Take Back the Night, an event organized by social work students from Red Deer College, sent a powerful message that Central Albertans and people around the world will no longer tolerate victim blaming in cases of sexual assault.
Victims of sexual assault are far too often further traumatized by those who feel that sexual assault is partially caused by the victims themselves. It is abhorrent that we as a society allow people to suggest to victims that they could have prevented their attacker from assaulting them by wearing different attire or other dialogue that gaslights victims into thinking their trauma was their fault.
Sexual assault attackers are people who commit assaults to gain power and authority over their victims. What that victim may have said, wore that day or did plays entirely no role in their assault and they should not be made to feel worse by family members, friends, acquaintances, strangers, media or anyone else who wrongly believes that wearing a sweater will stop a sexual predator.
Sexual assault victims are often also victims of gaslighting by their attackers.
This means their attacker psychologically manipulates the victim’s worldview in order for them to question their own sanity. This means that victims often feel guilty for the crimes that are committed against them.
The message we send as a society when we ask victims what they were wearing or what they said to their attackers is that it is partially their fault that someone violated them. This is objectionably wrong, and it needs be eradicated from our societal lexicon.
In short, we as a society need to stop gaslighting victims of sexual assault. The message we need to instead send to victims of sexual assault is that they are empowered, and they are in no way responsible for the deplorable crimes committed against them by their attackers.
Anyone can wear whatever they choose; anyone can say whatever they want and anyone can act how they want within the realm of our society’s laws.
There is absolutely, unequivocally no reason that justifies rape or sexual assault and we need to support victims in any way we possibly can without adding to the considerable trauma they have went through.

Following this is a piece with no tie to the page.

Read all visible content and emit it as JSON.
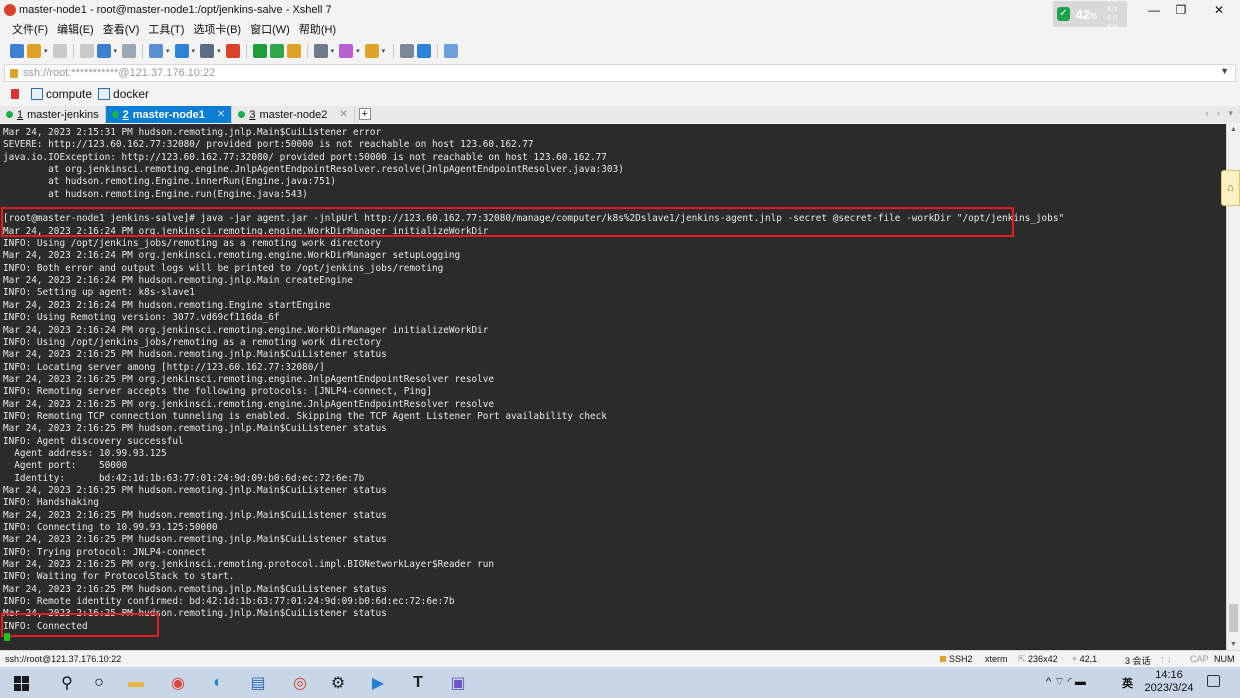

Victims need to be believed and victims need to be supported.
This means that when victims do take the absolutely courageous step to report what has happened to them, we need to protect them not only from their attackers, we also need to support them throughout the process of seeking justice.
Don’t ask what the victim wore that day; don’t ask what the victim said and don’t ask what the victim did.

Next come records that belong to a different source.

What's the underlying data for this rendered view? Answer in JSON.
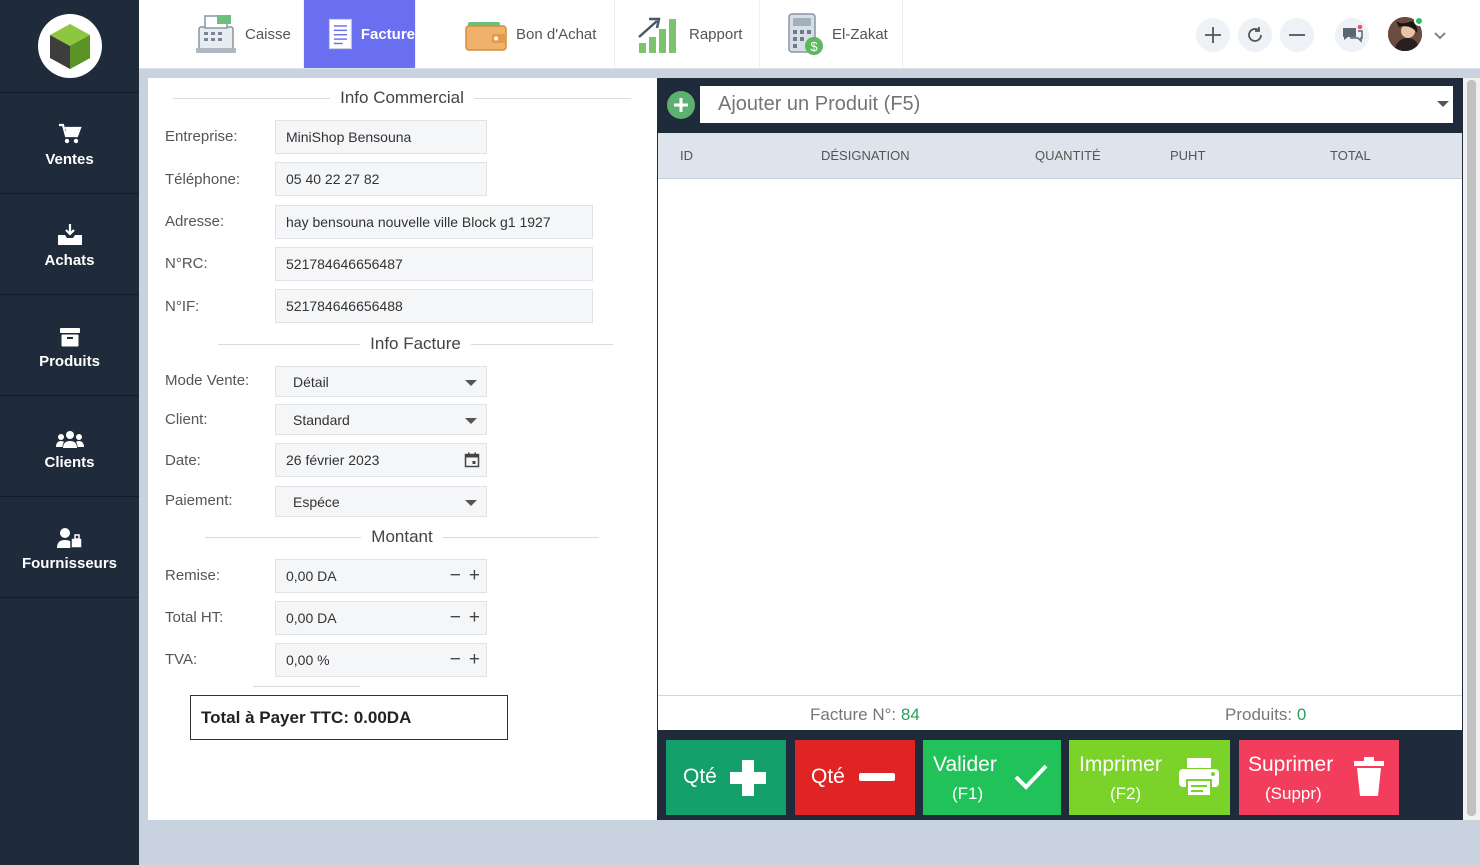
{
  "sidebar": {
    "items": [
      {
        "label": "Ventes",
        "icon": "cart-icon"
      },
      {
        "label": "Achats",
        "icon": "inbox-download-icon"
      },
      {
        "label": "Produits",
        "icon": "box-icon"
      },
      {
        "label": "Clients",
        "icon": "users-icon"
      },
      {
        "label": "Fournisseurs",
        "icon": "supplier-icon"
      }
    ]
  },
  "topbar": {
    "tabs": [
      {
        "label": "Caisse",
        "icon": "cash-register-icon"
      },
      {
        "label": "Facture",
        "icon": "invoice-icon",
        "active": true
      },
      {
        "label": "Bon d'Achat",
        "icon": "wallet-icon"
      },
      {
        "label": "Rapport",
        "icon": "bar-chart-icon"
      },
      {
        "label": "El-Zakat",
        "icon": "calculator-icon"
      }
    ],
    "actions": [
      "plus-icon",
      "refresh-icon",
      "minus-icon",
      "chat-icon"
    ]
  },
  "form": {
    "info_commercial": {
      "title": "Info Commercial",
      "entreprise_label": "Entreprise:",
      "entreprise_value": "MiniShop Bensouna",
      "telephone_label": "Téléphone:",
      "telephone_value": "05 40 22 27 82",
      "adresse_label": "Adresse:",
      "adresse_value": "hay bensouna nouvelle ville Block g1 1927",
      "rc_label": "N°RC:",
      "rc_value": "521784646656487",
      "if_label": "N°IF:",
      "if_value": "521784646656488"
    },
    "info_facture": {
      "title": "Info Facture",
      "mode_label": "Mode Vente:",
      "mode_value": "Détail",
      "client_label": "Client:",
      "client_value": "Standard",
      "date_label": "Date:",
      "date_value": "26 février 2023",
      "paiement_label": "Paiement:",
      "paiement_value": "Espéce"
    },
    "montant": {
      "title": "Montant",
      "remise_label": "Remise:",
      "remise_value": "0,00 DA",
      "total_ht_label": "Total HT:",
      "total_ht_value": "0,00 DA",
      "tva_label": "TVA:",
      "tva_value": "0,00 %"
    },
    "total_ttc": "Total à Payer TTC:  0.00DA"
  },
  "products": {
    "search_placeholder": "Ajouter un Produit (F5)",
    "columns": [
      "ID",
      "DÉSIGNATION",
      "QUANTITÉ",
      "PUHT",
      "TOTAL"
    ],
    "rows": [],
    "facture_label": "Facture N°:",
    "facture_number": "84",
    "produits_label": "Produits:",
    "produits_count": "0"
  },
  "actions": {
    "qte_plus": "Qté",
    "qte_minus": "Qté",
    "valider": "Valider",
    "valider_key": "(F1)",
    "imprimer": "Imprimer",
    "imprimer_key": "(F2)",
    "suprimer": "Suprimer",
    "suprimer_key": "(Suppr)"
  },
  "colors": {
    "sidebar_bg": "#1f2a3a",
    "active_tab": "#6a6ff0",
    "qte_plus": "#13a06a",
    "qte_minus": "#e02424",
    "valider": "#21c25a",
    "imprimer": "#7bd32a",
    "suprimer": "#f23d5c"
  }
}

If you do decide to do any of these things, you are in a sense supporting the sexual predators who committed these heinous assaults.